Your task.
Copy all the data exactly, except the pictures.

Stored dataset items
○ ○ ○ ○ ○ ○ ○

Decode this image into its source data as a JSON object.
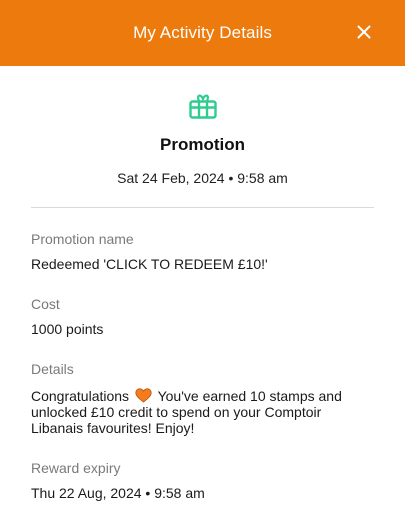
{
  "header": {
    "title": "My Activity Details",
    "close_icon": "close-icon",
    "background_color": "#ec7a0c"
  },
  "hero": {
    "icon": "gift-icon",
    "icon_color": "#2ecc8f",
    "title": "Promotion",
    "date": "Sat 24 Feb, 2024 • 9:58 am"
  },
  "fields": {
    "promotion_name_label": "Promotion name",
    "promotion_name_value": "Redeemed 'CLICK TO REDEEM £10!'",
    "cost_label": "Cost",
    "cost_value": "1000 points",
    "details_label": "Details",
    "details_prefix": "Congratulations",
    "details_icon": "heart-icon",
    "details_suffix": " You've earned 10 stamps and unlocked £10 credit to spend on your Comptoir Libanais favourites! Enjoy!",
    "expiry_label": "Reward expiry",
    "expiry_value": "Thu 22 Aug, 2024 • 9:58 am"
  }
}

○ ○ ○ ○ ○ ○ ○

Result below.
Decode this image into its source data as a JSON object.
{
  "header": {
    "title": "My Activity Details",
    "close_icon": "close-icon",
    "background_color": "#ec7a0c"
  },
  "hero": {
    "icon": "gift-icon",
    "icon_color": "#2ecc8f",
    "title": "Promotion",
    "date": "Sat 24 Feb, 2024 • 9:58 am"
  },
  "fields": {
    "promotion_name_label": "Promotion name",
    "promotion_name_value": "Redeemed 'CLICK TO REDEEM £10!'",
    "cost_label": "Cost",
    "cost_value": "1000 points",
    "details_label": "Details",
    "details_prefix": "Congratulations",
    "details_icon": "heart-icon",
    "details_suffix": " You've earned 10 stamps and unlocked £10 credit to spend on your Comptoir Libanais favourites! Enjoy!",
    "expiry_label": "Reward expiry",
    "expiry_value": "Thu 22 Aug, 2024 • 9:58 am"
  }
}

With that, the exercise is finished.